The unfortunate part occurs when the growth is forced, and VC money is deployed before the startup is totally ready for it. When you have VC investors waiting for your growth chart to go up and to the right, startups typically do everything in their power to make that happen. It’s often a seemingly honorable thing to see…founders looking scrappy, clamoring any way possible for every additional user, sale, or sign up. When you have the pressure of millions of dollars of investment money, you tend to hustle your way to growth one way or another. The problem though is this growth rate is often contrived, artificially induced, and not sustainable.
On the flip side, one of the things I find most beautiful about bootstrapped startups is their innate necessity to grow organically and not artificially. Since self funded startups rarely have the problem of excess money, by nature of their cash constraints, they really can’t spend much on artificial growth. To keep the business running, the lights on, and food on the table…bootstrap entrepreneurs need to quickly figure out how to create something customers will pay for, and reach profitability. Most people call this stage “finding product market fit”.
Bootstrappers viscerally know the importance of product market fit. When you have a great product people want and need…you get paid; when your product sucks…you go bankrupt. Bootstrappers understand that by finding product market fit…the product actually begins to sell itself. As a result, there will be newfound market demand for the product, and the startup can justify building up a sales team to meet that demand. In fact, the new revenues will finance the expansion of the sales team…not from a magical money tree. Even marketing benefits because customers and outsiders will talk and write about the product, hence organic marketing occurs and reduces the need for costly paid marketing campaigns. Often, it’s constraints that brings clarity to situations…and with financial constraints, bootstrappers are adept at knowing where to deploy their limited capital for maximal result, and the answer is usually to focus on the product over everything.
In my opinion, the definition of a “product driven company” is a company that always prioritizes achieving product market fit above all else, even at the cost of short term growth cycles. The danger for venture backed startups is to skip this critical step of finding product market fit, and prematurely going to market with guns blazing. It’s hard to exhibit this initial patience and product diligence under the pressure of VC growth expectations. How dumb would a founder look when they have millions in the bank and their growth curve looks flat like a pancake?

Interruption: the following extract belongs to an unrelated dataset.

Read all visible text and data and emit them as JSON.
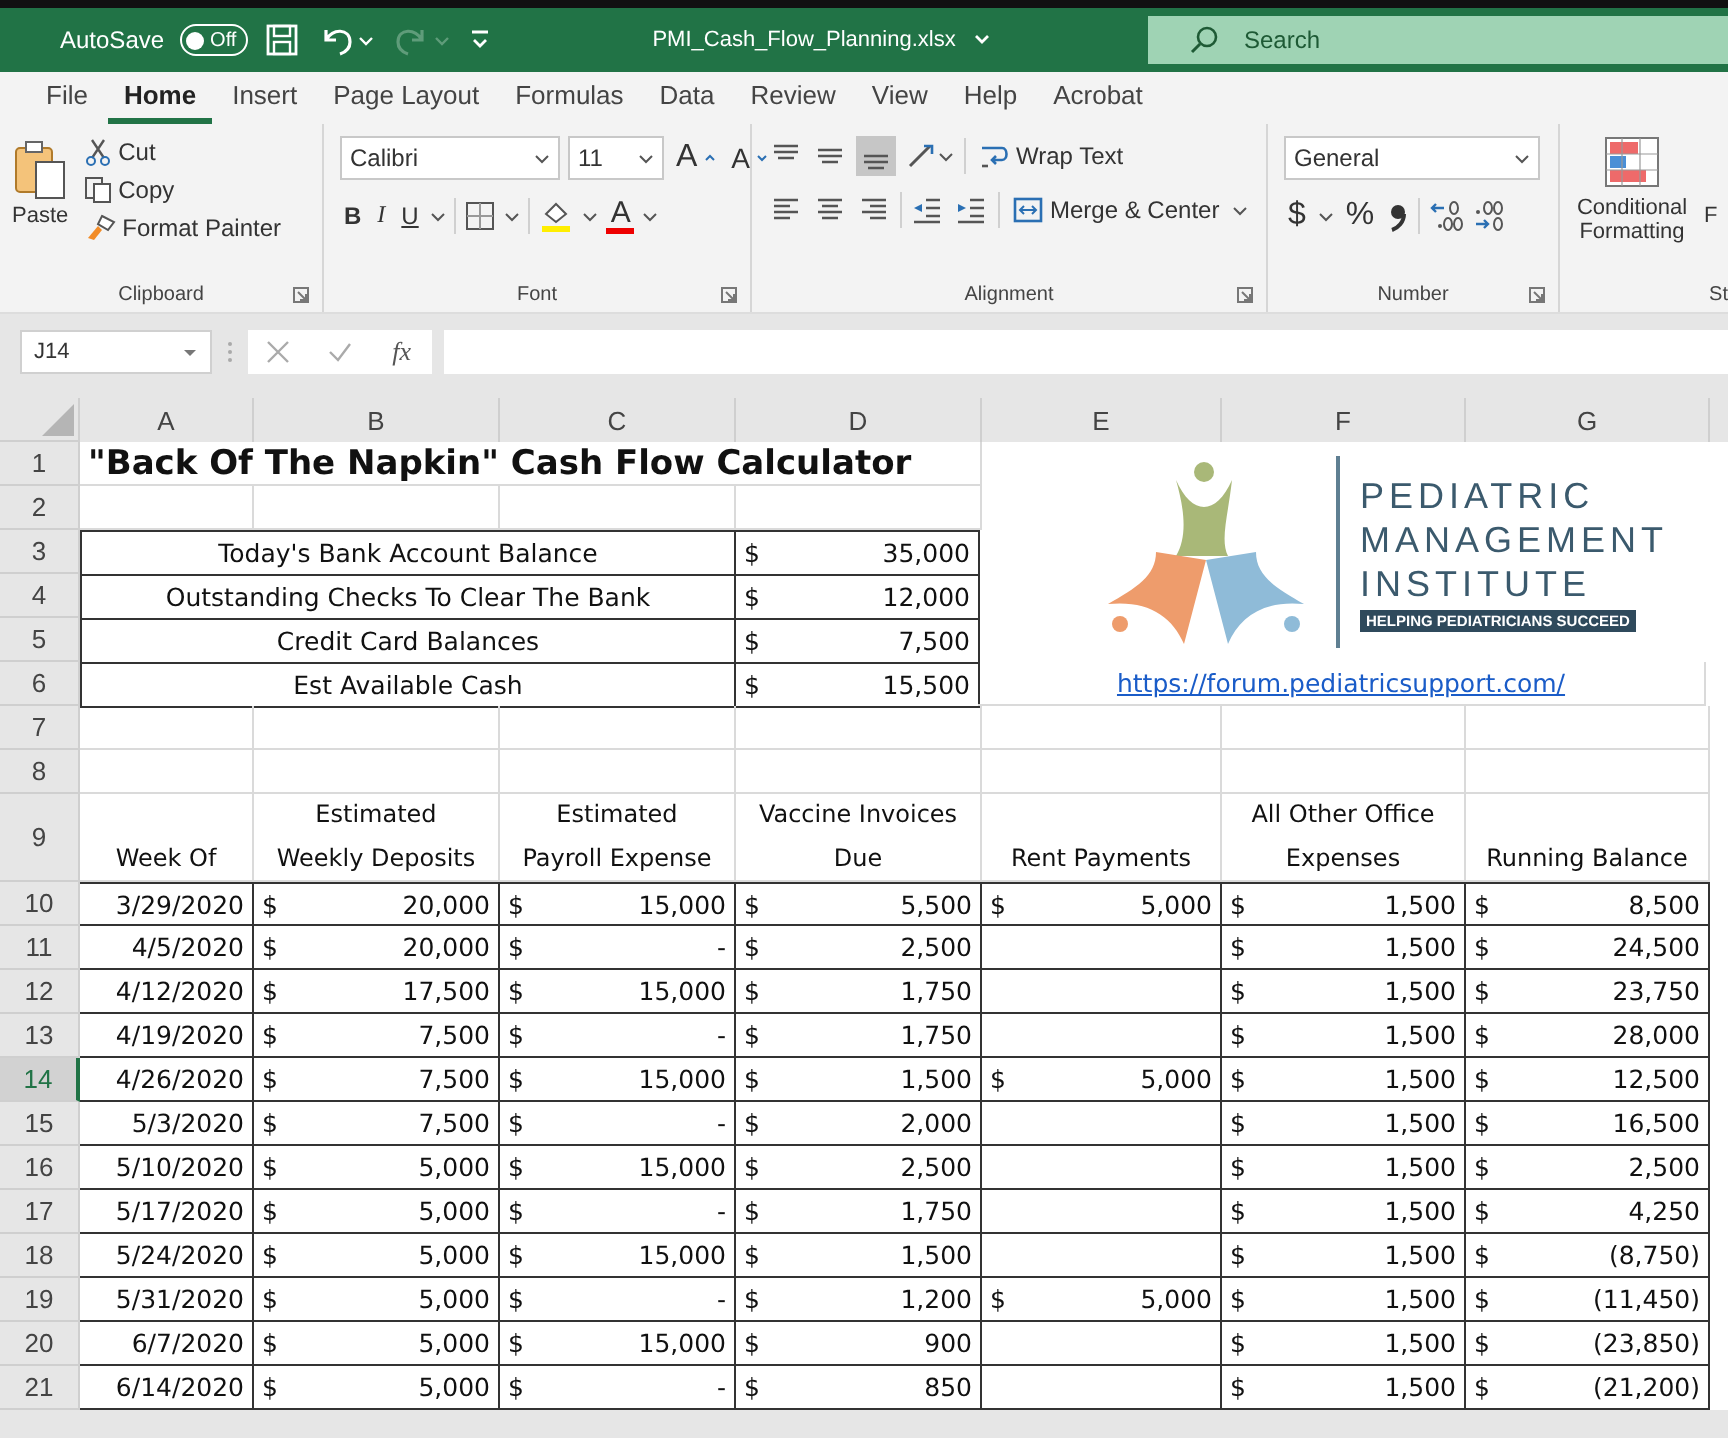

I’m willing to bet if someone did a study of 100 startups, and researched which ones were the most product driven…it would be bootstrapped startups, or startups who held out for a long time before taking outside investments…long enough to have product focus as part of their DNA. Startups who take VC money early tend to never find that product sweet spot, and are often swayed by short term gain motivations.
Having a background as a product manager, product designer, and bootstrapper, I’m of course drawn to product driven companies that value the organic growth pattern as described above. Don’t get me wrong…I geek out on sales and marketing too, and have high respect for the importance of both. But I think the sequence of prioritization of sales and marketing, and the sequence of when they scale, is extremely nuanced and important. In my opinion, a startup needs to invest blood, sweat, tears, and time attaining product market fit first, before pouring any substantial money into sales and marketing. The latter needs to serve the former and act as a catalyst to a growth and revenue pattern that has already begun organically.